PALMETTO — Cancer survivors clad in purple with friends by their side Friday kicked off a Relay For Life at Palmetto High School.

The event, which has participants divided into teams, allows survivors to share their stories and also raises funds for cancer research.

Those who attend the event take turns walking around the track for 18 consecutive hours.

The event is expected to wrap up around noon today.

A few hundred people participated in the event, which nationwide draws about 3.5 million people, according to the event’s Web site.

Niki Patterson, 27, of Palmetto, stood on the sidelines and cheered for her boss leading the survivors’ lap as the event kicked off.

“Our boss, Caroline, was diagnosed with lymphoma six months ago.

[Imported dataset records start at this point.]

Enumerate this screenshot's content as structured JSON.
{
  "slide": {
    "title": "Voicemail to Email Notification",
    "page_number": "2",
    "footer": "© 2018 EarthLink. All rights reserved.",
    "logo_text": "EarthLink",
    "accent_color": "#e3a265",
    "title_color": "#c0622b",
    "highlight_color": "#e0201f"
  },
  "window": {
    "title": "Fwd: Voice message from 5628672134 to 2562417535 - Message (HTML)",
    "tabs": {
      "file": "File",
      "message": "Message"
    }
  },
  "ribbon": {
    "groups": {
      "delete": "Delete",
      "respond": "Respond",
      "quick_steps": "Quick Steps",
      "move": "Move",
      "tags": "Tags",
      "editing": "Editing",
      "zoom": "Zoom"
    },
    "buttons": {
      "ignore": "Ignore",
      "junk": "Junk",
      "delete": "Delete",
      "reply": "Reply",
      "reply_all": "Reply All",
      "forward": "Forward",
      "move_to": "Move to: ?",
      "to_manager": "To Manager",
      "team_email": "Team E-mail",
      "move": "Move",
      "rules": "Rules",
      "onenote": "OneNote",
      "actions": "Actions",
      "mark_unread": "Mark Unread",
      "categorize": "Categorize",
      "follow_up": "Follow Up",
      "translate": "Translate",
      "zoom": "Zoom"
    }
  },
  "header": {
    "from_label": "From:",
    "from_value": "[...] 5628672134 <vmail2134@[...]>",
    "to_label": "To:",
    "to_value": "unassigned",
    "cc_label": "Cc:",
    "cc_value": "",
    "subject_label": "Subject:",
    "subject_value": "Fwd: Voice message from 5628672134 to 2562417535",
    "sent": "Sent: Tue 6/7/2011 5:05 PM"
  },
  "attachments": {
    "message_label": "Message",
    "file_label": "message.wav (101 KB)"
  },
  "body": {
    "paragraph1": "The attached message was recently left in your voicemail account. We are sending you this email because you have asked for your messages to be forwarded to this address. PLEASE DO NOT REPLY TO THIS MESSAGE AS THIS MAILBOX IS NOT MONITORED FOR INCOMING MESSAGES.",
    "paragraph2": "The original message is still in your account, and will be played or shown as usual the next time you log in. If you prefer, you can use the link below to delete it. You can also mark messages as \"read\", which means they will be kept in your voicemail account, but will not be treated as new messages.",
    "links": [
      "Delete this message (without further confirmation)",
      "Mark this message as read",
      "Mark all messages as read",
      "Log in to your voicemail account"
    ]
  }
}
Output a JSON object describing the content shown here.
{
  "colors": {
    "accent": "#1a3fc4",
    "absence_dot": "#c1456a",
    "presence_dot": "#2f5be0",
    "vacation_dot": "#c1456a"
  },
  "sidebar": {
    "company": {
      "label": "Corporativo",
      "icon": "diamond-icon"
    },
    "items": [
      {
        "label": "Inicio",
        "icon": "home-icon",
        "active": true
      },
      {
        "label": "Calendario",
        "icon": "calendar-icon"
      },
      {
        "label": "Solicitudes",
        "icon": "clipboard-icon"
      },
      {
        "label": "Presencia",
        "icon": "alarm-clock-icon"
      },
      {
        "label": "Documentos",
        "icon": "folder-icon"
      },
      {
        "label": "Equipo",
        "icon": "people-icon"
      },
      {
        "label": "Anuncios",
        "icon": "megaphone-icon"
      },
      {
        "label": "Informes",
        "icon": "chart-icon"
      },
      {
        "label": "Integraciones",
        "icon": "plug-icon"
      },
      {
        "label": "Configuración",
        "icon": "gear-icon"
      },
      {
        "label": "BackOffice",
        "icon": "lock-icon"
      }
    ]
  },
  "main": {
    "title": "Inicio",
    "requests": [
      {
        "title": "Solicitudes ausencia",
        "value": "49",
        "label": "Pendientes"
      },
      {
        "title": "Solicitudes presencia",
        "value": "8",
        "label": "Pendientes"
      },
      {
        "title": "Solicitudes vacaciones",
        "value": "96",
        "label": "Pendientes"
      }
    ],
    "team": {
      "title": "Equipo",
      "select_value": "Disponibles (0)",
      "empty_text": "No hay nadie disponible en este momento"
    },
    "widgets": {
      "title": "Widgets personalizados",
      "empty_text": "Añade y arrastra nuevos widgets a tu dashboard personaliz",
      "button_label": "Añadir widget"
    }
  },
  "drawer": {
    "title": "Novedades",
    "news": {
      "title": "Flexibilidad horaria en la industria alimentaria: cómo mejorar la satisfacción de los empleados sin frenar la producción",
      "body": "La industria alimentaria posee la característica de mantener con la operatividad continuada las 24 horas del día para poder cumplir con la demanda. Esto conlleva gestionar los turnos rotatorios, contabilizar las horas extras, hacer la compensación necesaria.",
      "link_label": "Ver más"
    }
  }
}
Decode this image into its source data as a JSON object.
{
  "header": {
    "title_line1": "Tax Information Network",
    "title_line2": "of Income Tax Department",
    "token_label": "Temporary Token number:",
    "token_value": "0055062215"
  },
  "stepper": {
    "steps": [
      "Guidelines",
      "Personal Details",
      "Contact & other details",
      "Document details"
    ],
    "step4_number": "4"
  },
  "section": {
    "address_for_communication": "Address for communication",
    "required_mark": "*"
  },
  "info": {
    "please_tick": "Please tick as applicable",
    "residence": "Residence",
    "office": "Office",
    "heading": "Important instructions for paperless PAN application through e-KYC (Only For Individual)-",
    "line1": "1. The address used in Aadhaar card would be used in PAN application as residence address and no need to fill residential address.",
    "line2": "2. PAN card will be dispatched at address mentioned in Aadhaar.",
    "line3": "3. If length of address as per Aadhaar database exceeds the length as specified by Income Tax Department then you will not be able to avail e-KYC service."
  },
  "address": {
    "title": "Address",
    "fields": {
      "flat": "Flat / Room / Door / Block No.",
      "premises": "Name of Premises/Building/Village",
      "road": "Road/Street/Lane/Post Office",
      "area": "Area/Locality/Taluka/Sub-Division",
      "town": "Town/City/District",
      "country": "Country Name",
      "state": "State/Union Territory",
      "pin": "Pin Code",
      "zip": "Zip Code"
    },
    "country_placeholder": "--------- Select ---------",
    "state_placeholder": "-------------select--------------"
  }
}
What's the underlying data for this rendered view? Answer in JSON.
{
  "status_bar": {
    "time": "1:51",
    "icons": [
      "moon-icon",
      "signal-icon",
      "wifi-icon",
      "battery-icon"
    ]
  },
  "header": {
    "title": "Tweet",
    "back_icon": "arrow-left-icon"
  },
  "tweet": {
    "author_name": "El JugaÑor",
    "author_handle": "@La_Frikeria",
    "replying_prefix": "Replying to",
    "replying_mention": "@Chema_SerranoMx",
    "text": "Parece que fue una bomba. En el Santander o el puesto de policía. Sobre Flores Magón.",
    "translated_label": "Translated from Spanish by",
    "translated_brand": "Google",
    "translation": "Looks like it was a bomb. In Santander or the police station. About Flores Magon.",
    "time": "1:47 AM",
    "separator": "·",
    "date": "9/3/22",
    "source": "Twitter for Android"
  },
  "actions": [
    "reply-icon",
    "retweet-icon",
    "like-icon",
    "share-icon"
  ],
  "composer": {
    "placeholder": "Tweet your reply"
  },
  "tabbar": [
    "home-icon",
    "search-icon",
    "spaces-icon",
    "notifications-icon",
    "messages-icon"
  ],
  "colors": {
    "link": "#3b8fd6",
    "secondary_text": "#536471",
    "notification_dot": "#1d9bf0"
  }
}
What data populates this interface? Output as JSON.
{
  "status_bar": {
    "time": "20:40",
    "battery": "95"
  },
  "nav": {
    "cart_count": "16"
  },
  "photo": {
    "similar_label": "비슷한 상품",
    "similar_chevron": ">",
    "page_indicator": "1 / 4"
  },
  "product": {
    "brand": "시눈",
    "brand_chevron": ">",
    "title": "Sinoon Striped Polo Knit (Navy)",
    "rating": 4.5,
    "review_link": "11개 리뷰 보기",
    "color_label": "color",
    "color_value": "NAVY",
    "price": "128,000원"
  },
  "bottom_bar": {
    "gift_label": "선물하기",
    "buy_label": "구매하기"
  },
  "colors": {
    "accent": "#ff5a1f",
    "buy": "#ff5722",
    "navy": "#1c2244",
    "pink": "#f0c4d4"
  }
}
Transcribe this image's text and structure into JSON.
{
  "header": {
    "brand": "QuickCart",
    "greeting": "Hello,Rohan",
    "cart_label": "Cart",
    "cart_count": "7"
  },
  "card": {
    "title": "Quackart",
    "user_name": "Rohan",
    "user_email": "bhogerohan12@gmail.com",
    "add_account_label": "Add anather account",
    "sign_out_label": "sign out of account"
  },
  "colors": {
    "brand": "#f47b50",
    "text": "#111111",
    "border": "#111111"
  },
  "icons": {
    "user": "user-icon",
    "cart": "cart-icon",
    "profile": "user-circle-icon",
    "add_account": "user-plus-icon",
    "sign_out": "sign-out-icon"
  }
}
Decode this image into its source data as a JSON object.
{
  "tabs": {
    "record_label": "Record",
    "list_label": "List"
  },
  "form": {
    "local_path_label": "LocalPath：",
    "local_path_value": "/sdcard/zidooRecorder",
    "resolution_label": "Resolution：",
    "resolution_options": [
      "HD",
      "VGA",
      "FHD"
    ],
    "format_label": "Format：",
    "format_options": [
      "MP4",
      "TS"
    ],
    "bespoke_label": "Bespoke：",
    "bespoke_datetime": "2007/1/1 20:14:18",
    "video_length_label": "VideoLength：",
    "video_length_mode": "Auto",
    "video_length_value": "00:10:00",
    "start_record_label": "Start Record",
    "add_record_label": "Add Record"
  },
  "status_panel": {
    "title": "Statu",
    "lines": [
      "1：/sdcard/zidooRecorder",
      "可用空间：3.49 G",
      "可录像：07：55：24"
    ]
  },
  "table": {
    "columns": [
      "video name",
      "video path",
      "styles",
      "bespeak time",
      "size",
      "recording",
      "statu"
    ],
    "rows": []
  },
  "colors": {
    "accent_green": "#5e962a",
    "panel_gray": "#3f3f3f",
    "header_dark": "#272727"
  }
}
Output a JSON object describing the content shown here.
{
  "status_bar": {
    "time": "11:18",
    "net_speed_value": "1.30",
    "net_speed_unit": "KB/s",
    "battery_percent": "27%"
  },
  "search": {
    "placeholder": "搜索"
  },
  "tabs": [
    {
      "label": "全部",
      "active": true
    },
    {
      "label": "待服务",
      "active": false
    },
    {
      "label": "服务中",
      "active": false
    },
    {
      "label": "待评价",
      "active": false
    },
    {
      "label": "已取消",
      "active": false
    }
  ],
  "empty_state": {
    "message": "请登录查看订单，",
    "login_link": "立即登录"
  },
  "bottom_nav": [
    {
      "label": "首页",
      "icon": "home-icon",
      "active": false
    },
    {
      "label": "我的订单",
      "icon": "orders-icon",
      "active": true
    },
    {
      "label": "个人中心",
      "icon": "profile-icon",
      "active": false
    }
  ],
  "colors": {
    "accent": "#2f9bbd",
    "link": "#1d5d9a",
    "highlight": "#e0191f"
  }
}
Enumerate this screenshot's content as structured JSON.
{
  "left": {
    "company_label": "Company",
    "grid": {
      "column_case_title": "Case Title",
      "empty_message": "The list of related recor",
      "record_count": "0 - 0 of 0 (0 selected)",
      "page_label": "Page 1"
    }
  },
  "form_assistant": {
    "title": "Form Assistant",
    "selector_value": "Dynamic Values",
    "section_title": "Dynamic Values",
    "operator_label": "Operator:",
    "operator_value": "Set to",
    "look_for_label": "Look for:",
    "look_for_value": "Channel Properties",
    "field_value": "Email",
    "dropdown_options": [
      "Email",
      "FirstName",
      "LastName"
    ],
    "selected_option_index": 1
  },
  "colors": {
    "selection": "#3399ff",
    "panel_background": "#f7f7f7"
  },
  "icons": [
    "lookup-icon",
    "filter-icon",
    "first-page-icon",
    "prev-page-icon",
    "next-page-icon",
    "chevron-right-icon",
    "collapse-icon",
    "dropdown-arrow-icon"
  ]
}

We all came out here in honor of her,” said Patterson, who was standing with a group of women wearing pink.

Patterson works at Seychelles Spa, 1003 10th Ave. W., Palmetto.

About 15 people are on the team, she said.

“Most of us are going to stay all night,” Patterson said as nearby attendees began pitching tents on the field. “We wanted to raise awareness and funds to support and encourage (people).”

Jim Freeman, the event chair for the relay, said nearly 100 survivors registered for the walk and 21 teams pledged to raise funds and walk.

The event, which has been held at the high school for 10 years, was hoping to raise $40,000. Freeman said at the beginning of the event a total of $25,000 had been pledged.

All the funds raised from food, luminaria sales and pledges are donated to the American Cancer Society.

“It’s just a good community event to celebrate those who have beat cancer. We’re remembering those who fought it and we’re fighting a deadly disease,” Freeman said.

Helen White, 56, celebrated her birthday Friday. She is two-time breast cancer survivor.

White sat under the survivor’s tent at the event with others.

“I have a daughter and a granddaughter I’m alive for,” she said, smiling.

White, who is a surgical nurse at Manatee Memorial Hospital, said she tries to encourage others who are still fighting.

“Be brave and fight the fight,” she said. “I’ve seen that part of it, too. I’ve been on the table and around the table.”

For more information on cancer, visit the American Cancer Society Web site at

Beth Burger, Herald criminal justice reporter, can be reached at 708-7919.